■ REQUIREMENT ■
Find the word "icon" in the data, then copy each line where it is found.

■ SUPPLIED MATERIAL ■
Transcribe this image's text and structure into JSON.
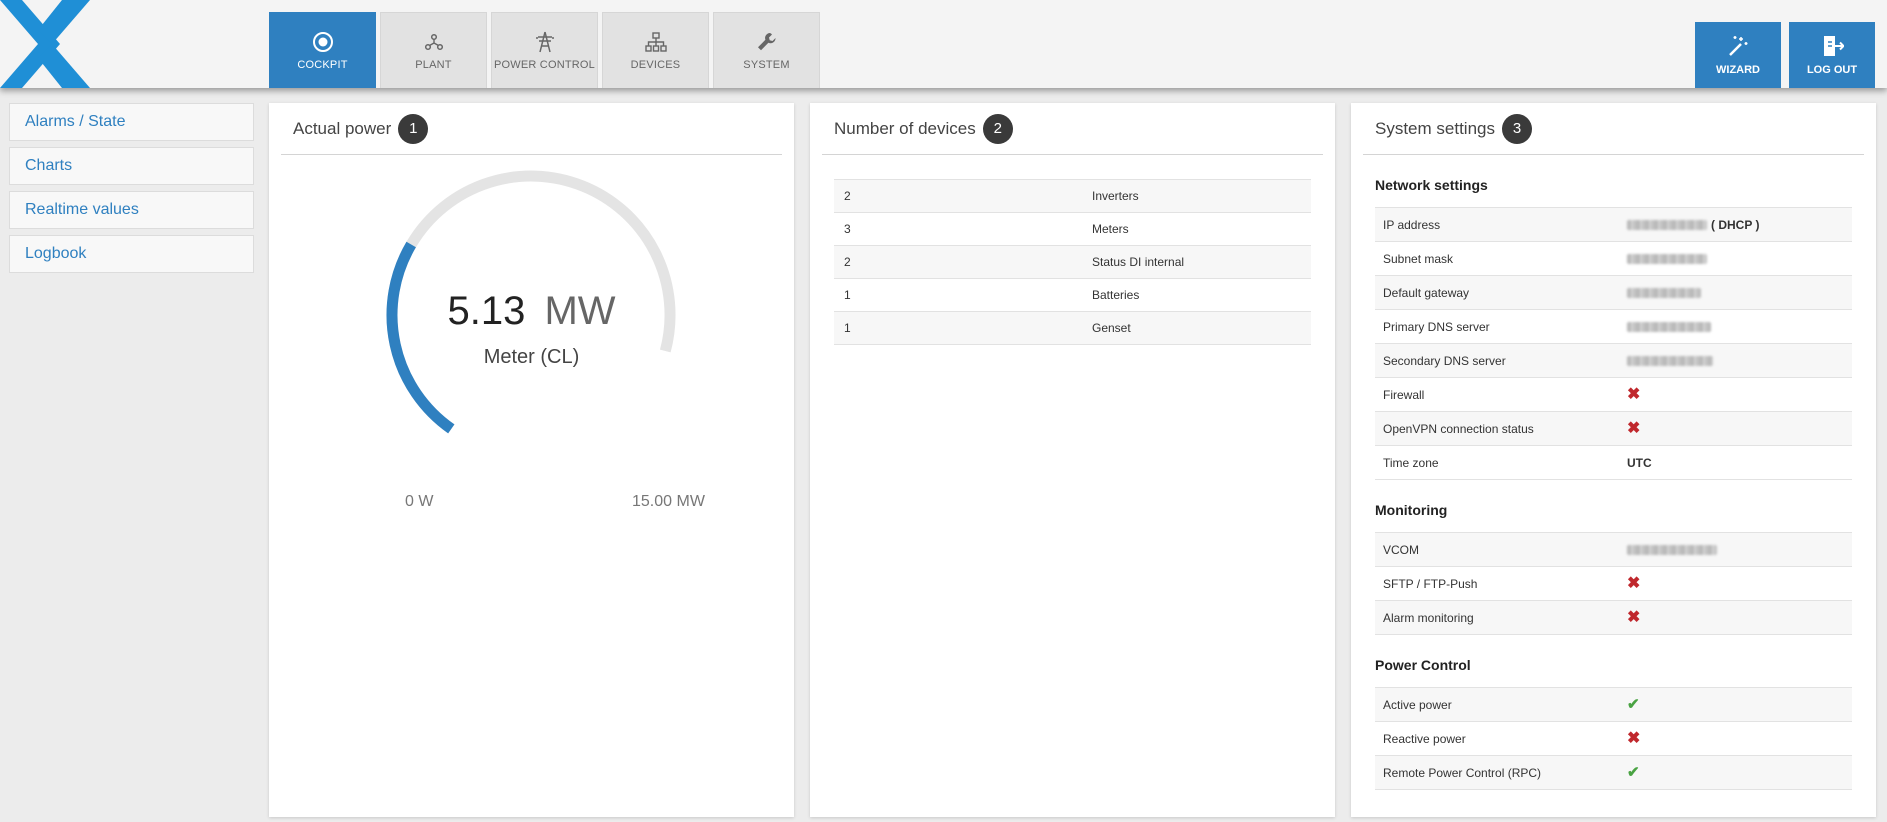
{
  "nav": {
    "tabs": [
      {
        "label": "COCKPIT",
        "icon": "target-icon",
        "active": true
      },
      {
        "label": "PLANT",
        "icon": "network-icon",
        "active": false
      },
      {
        "label": "POWER CONTROL",
        "icon": "power-tower-icon",
        "active": false
      },
      {
        "label": "DEVICES",
        "icon": "hierarchy-icon",
        "active": false
      },
      {
        "label": "SYSTEM",
        "icon": "wrench-icon",
        "active": false
      }
    ],
    "actions": [
      {
        "label": "WIZARD",
        "icon": "magic-wand-icon"
      },
      {
        "label": "LOG OUT",
        "icon": "logout-icon"
      }
    ]
  },
  "sidebar": {
    "items": [
      {
        "label": "Alarms / State"
      },
      {
        "label": "Charts"
      },
      {
        "label": "Realtime values"
      },
      {
        "label": "Logbook"
      }
    ]
  },
  "power_panel": {
    "title": "Actual power",
    "badge": "1",
    "value": "5.13",
    "unit": "MW",
    "label": "Meter (CL)",
    "min_label": "0 W",
    "max_label": "15.00 MW",
    "fill_fraction": 0.342
  },
  "devices_panel": {
    "title": "Number of devices",
    "badge": "2",
    "rows": [
      {
        "count": "2",
        "name": "Inverters"
      },
      {
        "count": "3",
        "name": "Meters"
      },
      {
        "count": "2",
        "name": "Status DI internal"
      },
      {
        "count": "1",
        "name": "Batteries"
      },
      {
        "count": "1",
        "name": "Genset"
      }
    ]
  },
  "settings_panel": {
    "title": "System settings",
    "badge": "3",
    "network": {
      "title": "Network settings",
      "ip_label": "IP address",
      "ip_suffix": "( DHCP )",
      "subnet_label": "Subnet mask",
      "gateway_label": "Default gateway",
      "dns1_label": "Primary DNS server",
      "dns2_label": "Secondary DNS server",
      "firewall_label": "Firewall",
      "openvpn_label": "OpenVPN connection status",
      "timezone_label": "Time zone",
      "timezone_value": "UTC"
    },
    "monitoring": {
      "title": "Monitoring",
      "vcom_label": "VCOM",
      "sftp_label": "SFTP / FTP-Push",
      "alarm_label": "Alarm monitoring"
    },
    "power_control": {
      "title": "Power Control",
      "active_label": "Active power",
      "reactive_label": "Reactive power",
      "rpc_label": "Remote Power Control (RPC)"
    }
  },
  "colors": {
    "accent": "#2f80c0",
    "status_ok": "#4aa343",
    "status_fail": "#c0282d"
  }
}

■ WRITTEN RESPONSE ■
        "icon": "target-icon",
        "icon": "network-icon",
        "icon": "power-tower-icon",
        "icon": "hierarchy-icon",
        "icon": "wrench-icon",
        "icon": "magic-wand-icon"
        "icon": "logout-icon"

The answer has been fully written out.